Patients in “exceptional circumstances” in the Australian state of Victoria will soon be able to access medical cannabis, thanks to a bill passed Tuesday by the local government.

The law, which makes the state the first in the country to establish a legal framework for access to the pain-relieving drug, will facilitate its “manufacture, supply and access” in high-quality medical form, the government said in a statement. An Office of Medicinal Cannabis will also be created to oversee the drug’s production and its prescription by doctors.

Children with severe epilepsy will be the first patient group to benefit in 2017, the government said. The state will supply the initial medical products, but hopes to see a reliable manufacturing industry in the future.

The government flagged further patients could possibly become eligible, pending the report of an independent medical advisory committee it is establishing.

The news comes after the federal government also took significant steps toward allowing medical access to cannabis in 2016. In February, parliament amended the Narcotics Drugs Act, creating a national licensing scheme for the controlled cultivation and testing of medical cannabis, clearing the way for the states to create their own regimes. States including New South Wales have proposed medicinal cannabis trials, but Victoria is the first to take the leap on legalisation.

The use of medicinal cannabis in Australia is for the most part dictated by state law. While legal loopholes have allowed its use in extreme circumstances, Victoria’s bill is a step towards creating comprehensive and clear rules for patients in need.

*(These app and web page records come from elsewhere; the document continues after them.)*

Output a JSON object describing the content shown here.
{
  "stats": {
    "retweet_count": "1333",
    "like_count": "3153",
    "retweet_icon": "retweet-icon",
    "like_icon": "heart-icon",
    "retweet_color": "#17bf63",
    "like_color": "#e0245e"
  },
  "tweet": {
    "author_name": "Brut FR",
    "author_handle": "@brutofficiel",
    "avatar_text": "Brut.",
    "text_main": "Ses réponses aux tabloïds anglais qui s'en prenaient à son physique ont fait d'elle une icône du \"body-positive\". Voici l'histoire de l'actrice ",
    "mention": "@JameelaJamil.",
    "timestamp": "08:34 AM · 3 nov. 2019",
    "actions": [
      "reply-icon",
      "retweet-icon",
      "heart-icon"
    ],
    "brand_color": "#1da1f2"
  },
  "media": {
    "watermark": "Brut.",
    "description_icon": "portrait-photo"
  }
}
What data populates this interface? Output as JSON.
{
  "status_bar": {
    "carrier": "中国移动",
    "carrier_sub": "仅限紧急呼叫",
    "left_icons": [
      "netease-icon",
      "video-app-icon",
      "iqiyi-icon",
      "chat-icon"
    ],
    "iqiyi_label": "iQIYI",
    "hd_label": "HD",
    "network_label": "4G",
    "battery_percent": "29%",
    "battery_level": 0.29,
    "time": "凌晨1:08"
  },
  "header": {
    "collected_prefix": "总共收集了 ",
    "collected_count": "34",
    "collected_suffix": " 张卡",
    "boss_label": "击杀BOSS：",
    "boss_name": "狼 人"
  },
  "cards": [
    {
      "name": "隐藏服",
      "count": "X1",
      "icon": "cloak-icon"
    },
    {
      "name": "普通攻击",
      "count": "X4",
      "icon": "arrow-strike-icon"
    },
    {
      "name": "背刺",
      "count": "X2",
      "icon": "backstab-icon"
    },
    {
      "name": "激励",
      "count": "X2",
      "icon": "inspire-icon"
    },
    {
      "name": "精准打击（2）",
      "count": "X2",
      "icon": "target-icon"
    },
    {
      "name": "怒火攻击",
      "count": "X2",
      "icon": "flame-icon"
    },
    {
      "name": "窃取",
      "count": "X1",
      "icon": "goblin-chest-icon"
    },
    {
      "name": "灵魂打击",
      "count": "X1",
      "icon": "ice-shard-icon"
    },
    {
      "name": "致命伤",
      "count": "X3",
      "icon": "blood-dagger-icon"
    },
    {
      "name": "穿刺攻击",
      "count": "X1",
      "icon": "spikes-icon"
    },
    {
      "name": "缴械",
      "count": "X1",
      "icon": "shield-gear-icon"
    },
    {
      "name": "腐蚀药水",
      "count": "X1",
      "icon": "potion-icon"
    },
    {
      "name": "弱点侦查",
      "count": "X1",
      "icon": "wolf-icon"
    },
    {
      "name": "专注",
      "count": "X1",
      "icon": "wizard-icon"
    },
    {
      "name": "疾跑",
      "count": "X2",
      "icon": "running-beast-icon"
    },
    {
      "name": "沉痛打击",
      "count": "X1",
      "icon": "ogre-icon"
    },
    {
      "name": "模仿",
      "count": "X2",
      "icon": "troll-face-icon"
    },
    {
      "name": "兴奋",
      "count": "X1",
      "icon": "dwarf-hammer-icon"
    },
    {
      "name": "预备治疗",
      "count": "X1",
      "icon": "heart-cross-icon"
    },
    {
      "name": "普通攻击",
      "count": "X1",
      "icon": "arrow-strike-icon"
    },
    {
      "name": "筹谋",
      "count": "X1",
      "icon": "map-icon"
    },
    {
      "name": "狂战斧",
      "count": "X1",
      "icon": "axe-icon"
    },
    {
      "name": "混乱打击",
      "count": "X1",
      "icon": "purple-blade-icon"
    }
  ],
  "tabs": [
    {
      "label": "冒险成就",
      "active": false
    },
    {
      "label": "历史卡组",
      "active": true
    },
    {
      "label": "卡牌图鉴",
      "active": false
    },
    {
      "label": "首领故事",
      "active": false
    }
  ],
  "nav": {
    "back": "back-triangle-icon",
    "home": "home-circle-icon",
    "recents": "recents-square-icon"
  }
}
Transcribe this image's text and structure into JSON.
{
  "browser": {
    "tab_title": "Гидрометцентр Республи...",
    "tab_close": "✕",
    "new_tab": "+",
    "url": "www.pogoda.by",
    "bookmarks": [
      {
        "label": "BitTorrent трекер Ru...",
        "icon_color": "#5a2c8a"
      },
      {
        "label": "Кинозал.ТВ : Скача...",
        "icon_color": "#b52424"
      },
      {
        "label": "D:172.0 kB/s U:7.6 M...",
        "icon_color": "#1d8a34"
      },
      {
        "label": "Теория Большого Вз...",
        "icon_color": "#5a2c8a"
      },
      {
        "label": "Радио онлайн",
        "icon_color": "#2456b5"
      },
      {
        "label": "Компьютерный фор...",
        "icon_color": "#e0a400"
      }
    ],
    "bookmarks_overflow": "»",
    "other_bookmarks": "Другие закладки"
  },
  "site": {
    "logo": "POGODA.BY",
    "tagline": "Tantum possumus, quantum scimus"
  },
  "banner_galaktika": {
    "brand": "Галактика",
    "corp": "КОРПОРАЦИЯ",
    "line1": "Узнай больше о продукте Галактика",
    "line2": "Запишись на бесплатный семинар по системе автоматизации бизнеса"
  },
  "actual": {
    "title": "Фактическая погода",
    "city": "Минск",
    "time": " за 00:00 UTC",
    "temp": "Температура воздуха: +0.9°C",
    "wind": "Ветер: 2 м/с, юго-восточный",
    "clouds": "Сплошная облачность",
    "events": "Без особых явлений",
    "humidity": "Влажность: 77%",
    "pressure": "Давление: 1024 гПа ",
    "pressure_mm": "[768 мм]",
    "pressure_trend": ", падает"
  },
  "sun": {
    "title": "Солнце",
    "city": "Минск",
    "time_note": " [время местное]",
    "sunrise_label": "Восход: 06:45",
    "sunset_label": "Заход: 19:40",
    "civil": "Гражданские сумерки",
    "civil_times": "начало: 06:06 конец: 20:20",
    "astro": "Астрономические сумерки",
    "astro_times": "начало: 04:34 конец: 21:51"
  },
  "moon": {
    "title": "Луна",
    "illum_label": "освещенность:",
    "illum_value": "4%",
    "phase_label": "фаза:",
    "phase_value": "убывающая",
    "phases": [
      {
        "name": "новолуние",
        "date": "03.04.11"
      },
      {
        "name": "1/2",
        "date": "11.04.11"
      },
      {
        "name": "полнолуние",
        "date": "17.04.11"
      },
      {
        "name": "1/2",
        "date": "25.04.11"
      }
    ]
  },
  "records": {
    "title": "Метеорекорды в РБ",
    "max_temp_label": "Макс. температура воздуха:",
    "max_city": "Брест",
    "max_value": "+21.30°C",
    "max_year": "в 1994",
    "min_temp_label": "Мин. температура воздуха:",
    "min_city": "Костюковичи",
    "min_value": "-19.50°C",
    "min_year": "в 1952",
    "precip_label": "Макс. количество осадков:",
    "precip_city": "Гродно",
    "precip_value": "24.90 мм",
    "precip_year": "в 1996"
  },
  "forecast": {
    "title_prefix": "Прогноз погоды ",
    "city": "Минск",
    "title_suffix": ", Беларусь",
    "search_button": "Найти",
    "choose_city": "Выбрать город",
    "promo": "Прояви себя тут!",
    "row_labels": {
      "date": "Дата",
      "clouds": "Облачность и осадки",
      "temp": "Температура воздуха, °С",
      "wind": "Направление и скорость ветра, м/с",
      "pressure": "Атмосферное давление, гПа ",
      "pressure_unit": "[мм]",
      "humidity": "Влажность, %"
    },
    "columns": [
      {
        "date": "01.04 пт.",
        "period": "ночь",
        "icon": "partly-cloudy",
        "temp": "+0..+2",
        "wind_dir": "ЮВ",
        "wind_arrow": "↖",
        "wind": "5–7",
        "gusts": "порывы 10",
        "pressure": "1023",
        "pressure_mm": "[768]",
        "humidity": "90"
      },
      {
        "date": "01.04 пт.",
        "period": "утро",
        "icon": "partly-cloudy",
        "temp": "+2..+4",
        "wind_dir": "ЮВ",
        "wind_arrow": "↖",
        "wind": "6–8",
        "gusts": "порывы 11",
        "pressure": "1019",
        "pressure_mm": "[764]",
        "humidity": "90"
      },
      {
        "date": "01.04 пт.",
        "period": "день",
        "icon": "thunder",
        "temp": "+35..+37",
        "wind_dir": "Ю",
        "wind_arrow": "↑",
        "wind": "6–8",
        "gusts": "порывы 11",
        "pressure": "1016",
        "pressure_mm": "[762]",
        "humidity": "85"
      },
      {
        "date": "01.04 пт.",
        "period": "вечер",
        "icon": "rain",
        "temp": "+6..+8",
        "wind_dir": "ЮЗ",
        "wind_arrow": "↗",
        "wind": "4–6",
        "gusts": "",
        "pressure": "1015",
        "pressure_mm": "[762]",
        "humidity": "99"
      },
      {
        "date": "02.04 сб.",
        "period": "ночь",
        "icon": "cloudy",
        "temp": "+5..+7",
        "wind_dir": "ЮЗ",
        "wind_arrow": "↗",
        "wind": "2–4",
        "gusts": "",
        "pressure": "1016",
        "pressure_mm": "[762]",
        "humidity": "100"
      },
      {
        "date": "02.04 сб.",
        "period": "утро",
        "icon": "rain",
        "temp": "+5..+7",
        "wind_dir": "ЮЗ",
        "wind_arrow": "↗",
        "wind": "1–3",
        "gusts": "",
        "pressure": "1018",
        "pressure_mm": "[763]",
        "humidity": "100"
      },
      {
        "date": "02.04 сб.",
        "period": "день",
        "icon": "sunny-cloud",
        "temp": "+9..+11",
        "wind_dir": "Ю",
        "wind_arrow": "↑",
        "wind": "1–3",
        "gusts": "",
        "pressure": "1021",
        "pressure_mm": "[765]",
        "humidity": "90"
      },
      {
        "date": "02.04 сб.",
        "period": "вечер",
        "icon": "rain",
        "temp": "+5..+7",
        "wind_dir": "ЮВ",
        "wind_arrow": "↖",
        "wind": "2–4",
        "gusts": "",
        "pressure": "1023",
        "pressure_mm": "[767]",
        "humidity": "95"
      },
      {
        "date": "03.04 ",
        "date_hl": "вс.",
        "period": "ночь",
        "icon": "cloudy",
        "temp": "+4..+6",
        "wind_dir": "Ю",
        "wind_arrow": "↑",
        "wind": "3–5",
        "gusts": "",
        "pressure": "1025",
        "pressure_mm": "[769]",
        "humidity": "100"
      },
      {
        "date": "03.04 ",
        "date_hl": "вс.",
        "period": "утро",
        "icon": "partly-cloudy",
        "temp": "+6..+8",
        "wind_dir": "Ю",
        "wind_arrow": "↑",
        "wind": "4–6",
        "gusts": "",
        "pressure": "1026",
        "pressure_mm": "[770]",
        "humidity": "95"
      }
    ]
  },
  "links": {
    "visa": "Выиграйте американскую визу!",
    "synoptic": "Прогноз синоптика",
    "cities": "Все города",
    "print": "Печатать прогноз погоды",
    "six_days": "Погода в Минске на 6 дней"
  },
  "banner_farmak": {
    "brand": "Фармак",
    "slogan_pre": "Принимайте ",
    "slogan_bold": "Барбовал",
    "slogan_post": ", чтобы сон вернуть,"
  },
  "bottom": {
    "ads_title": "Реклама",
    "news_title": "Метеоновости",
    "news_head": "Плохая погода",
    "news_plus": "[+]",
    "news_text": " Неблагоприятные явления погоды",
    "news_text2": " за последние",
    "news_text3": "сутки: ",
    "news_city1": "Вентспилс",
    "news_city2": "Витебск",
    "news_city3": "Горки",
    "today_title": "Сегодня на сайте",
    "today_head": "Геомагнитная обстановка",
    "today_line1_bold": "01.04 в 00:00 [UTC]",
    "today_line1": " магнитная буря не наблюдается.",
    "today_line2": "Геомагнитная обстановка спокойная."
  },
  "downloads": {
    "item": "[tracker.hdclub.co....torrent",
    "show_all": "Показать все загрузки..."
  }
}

“Children with severe epilepsy will now be able to legally access this life-saving treatment from as early as 2017,” Victorian Minister for Health Jill Hennessy said in the statement. “It is absolutely heart-breaking to see families having to choose between breaking the law and watching their children suffer – and now, thanks to our ground-breaking legislation, they won’t have to.”